* **RECORDS SHOWN**:
>>>>>

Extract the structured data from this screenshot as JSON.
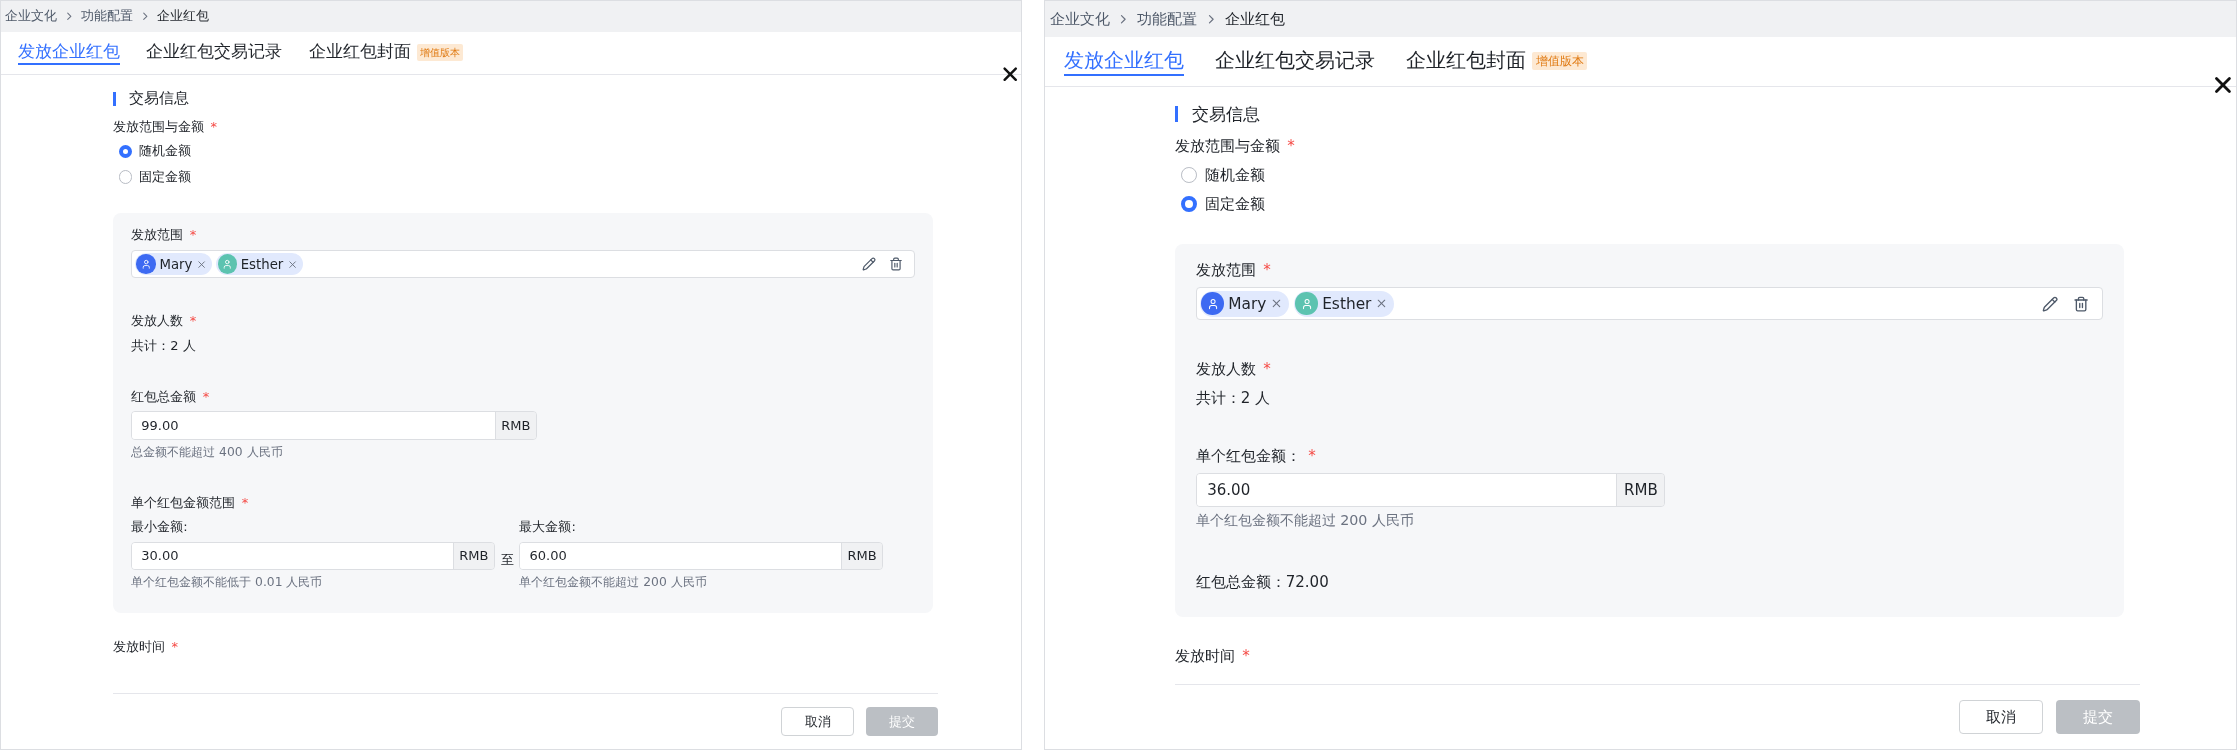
{
  "panels": [
    {
      "breadcrumb": [
        "企业文化",
        "功能配置",
        "企业红包"
      ],
      "tabs": [
        {
          "label": "发放企业红包",
          "selected": true
        },
        {
          "label": "企业红包交易记录",
          "selected": false
        },
        {
          "label": "企业红包封面",
          "selected": false,
          "badge": "增值版本"
        }
      ],
      "section_title": "交易信息",
      "scope_amount": {
        "label": "发放范围与金额",
        "mark": "*",
        "options": [
          {
            "label": "随机金额",
            "selected": true
          },
          {
            "label": "固定金额",
            "selected": false
          }
        ]
      },
      "card": {
        "fields": [
          {
            "kind": "recipients",
            "label": "发放范围",
            "mark": "*",
            "tags": [
              {
                "name": "Mary",
                "color": "#3d6af2"
              },
              {
                "name": "Esther",
                "color": "#5cc3b0"
              }
            ]
          },
          {
            "kind": "count",
            "label": "发放人数",
            "mark": "*",
            "value": "共计：2 人"
          },
          {
            "kind": "amount",
            "label": "红包总金额",
            "mark": "*",
            "value": "99.00",
            "unit": "RMB",
            "hint": "总金额不能超过 400 人民币"
          },
          {
            "kind": "range",
            "label": "单个红包金额范围",
            "mark": "*",
            "separator": "至",
            "min": {
              "label": "最小金额:",
              "value": "30.00",
              "unit": "RMB",
              "hint": "单个红包金额不能低于 0.01 人民币"
            },
            "max": {
              "label": "最大金额:",
              "value": "60.00",
              "unit": "RMB",
              "hint": "单个红包金额不能超过 200 人民币"
            }
          }
        ]
      },
      "send_time": {
        "label": "发放时间",
        "mark": "*"
      },
      "buttons": [
        {
          "label": "取消",
          "kind": "secondary",
          "disabled": false
        },
        {
          "label": "提交",
          "kind": "primary",
          "disabled": true
        }
      ]
    },
    {
      "breadcrumb": [
        "企业文化",
        "功能配置",
        "企业红包"
      ],
      "tabs": [
        {
          "label": "发放企业红包",
          "selected": true
        },
        {
          "label": "企业红包交易记录",
          "selected": false
        },
        {
          "label": "企业红包封面",
          "selected": false,
          "badge": "增值版本"
        }
      ],
      "section_title": "交易信息",
      "scope_amount": {
        "label": "发放范围与金额",
        "mark": "*",
        "options": [
          {
            "label": "随机金额",
            "selected": false
          },
          {
            "label": "固定金额",
            "selected": true
          }
        ]
      },
      "card": {
        "fields": [
          {
            "kind": "recipients",
            "label": "发放范围",
            "mark": "*",
            "tags": [
              {
                "name": "Mary",
                "color": "#3d6af2"
              },
              {
                "name": "Esther",
                "color": "#5cc3b0"
              }
            ]
          },
          {
            "kind": "count",
            "label": "发放人数",
            "mark": "*",
            "value": "共计：2 人"
          },
          {
            "kind": "amount",
            "label": "单个红包金额：",
            "mark": "*",
            "value": "36.00",
            "unit": "RMB",
            "hint": "单个红包金额不能超过 200 人民币"
          },
          {
            "kind": "total",
            "value": "红包总金额：72.00"
          }
        ]
      },
      "send_time": {
        "label": "发放时间",
        "mark": "*"
      },
      "buttons": [
        {
          "label": "取消",
          "kind": "secondary",
          "disabled": false
        },
        {
          "label": "提交",
          "kind": "primary",
          "disabled": true
        }
      ]
    }
  ]
}
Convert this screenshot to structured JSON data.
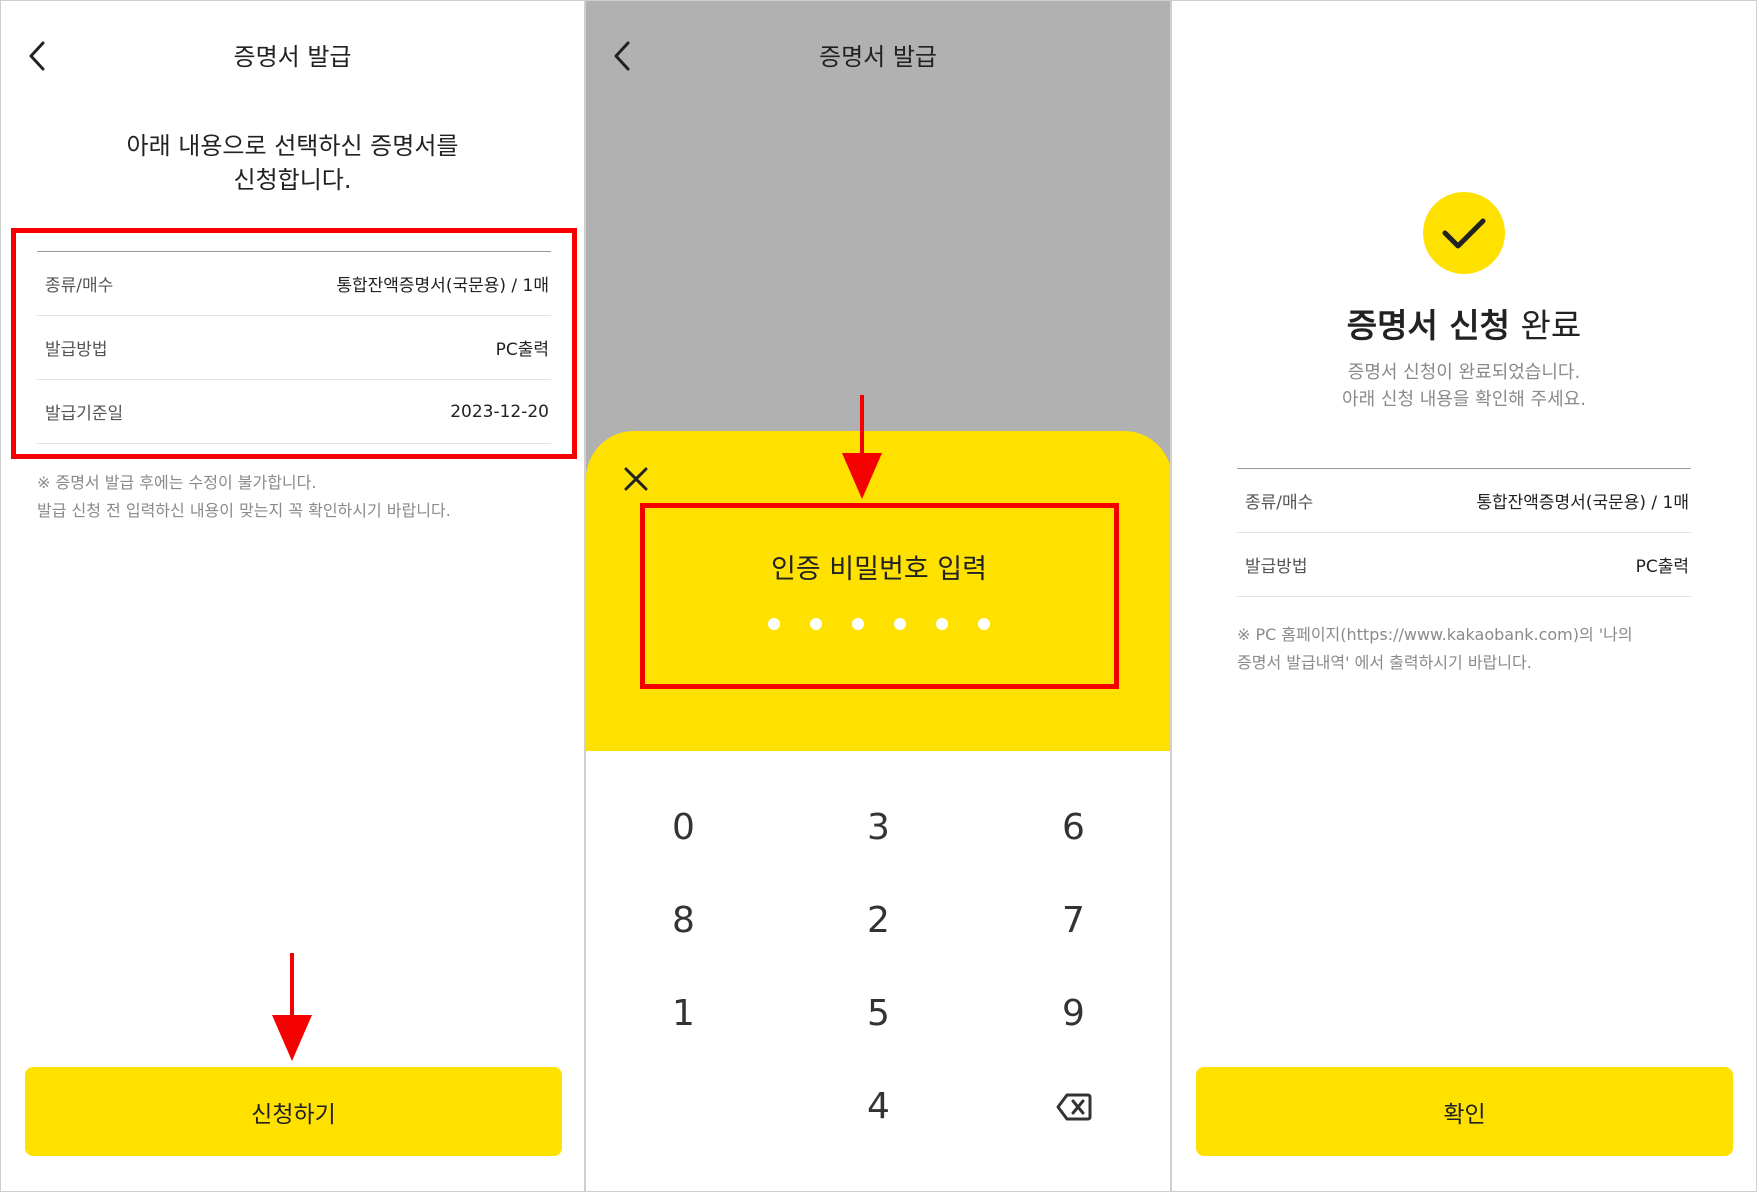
{
  "header": {
    "title": "증명서 발급"
  },
  "apply_screen": {
    "intro_line1": "아래 내용으로 선택하신 증명서를",
    "intro_line2": "신청합니다.",
    "rows": [
      {
        "label": "종류/매수",
        "value": "통합잔액증명서(국문용) / 1매"
      },
      {
        "label": "발급방법",
        "value": "PC출력"
      },
      {
        "label": "발급기준일",
        "value": "2023-12-20"
      }
    ],
    "notice_line1": "※ 증명서 발급 후에는 수정이 불가합니다.",
    "notice_line2": "발급 신청 전 입력하신 내용이 맞는지 꼭 확인하시기 바랍니다.",
    "button_label": "신청하기"
  },
  "pin_screen": {
    "title": "인증 비밀번호 입력",
    "entered_digits": 6,
    "keys": [
      "0",
      "3",
      "6",
      "8",
      "2",
      "7",
      "1",
      "5",
      "9",
      "",
      "4",
      "backspace"
    ]
  },
  "done_screen": {
    "title_bold": "증명서 신청",
    "title_normal": "완료",
    "sub_line1": "증명서 신청이 완료되었습니다.",
    "sub_line2": "아래 신청 내용을 확인해 주세요.",
    "rows": [
      {
        "label": "종류/매수",
        "value": "통합잔액증명서(국문용) / 1매"
      },
      {
        "label": "발급방법",
        "value": "PC출력"
      }
    ],
    "notice_line1": "※ PC 홈페이지(https://www.kakaobank.com)의 '나의",
    "notice_line2": "증명서 발급내역' 에서 출력하시기 바랍니다.",
    "button_label": "확인"
  },
  "colors": {
    "accent_yellow": "#ffe100",
    "highlight_red": "#f40000",
    "dim_overlay": "#b1b1b1"
  }
}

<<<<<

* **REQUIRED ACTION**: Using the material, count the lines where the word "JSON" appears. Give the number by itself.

* **COMPLETED EXERCISE**: 2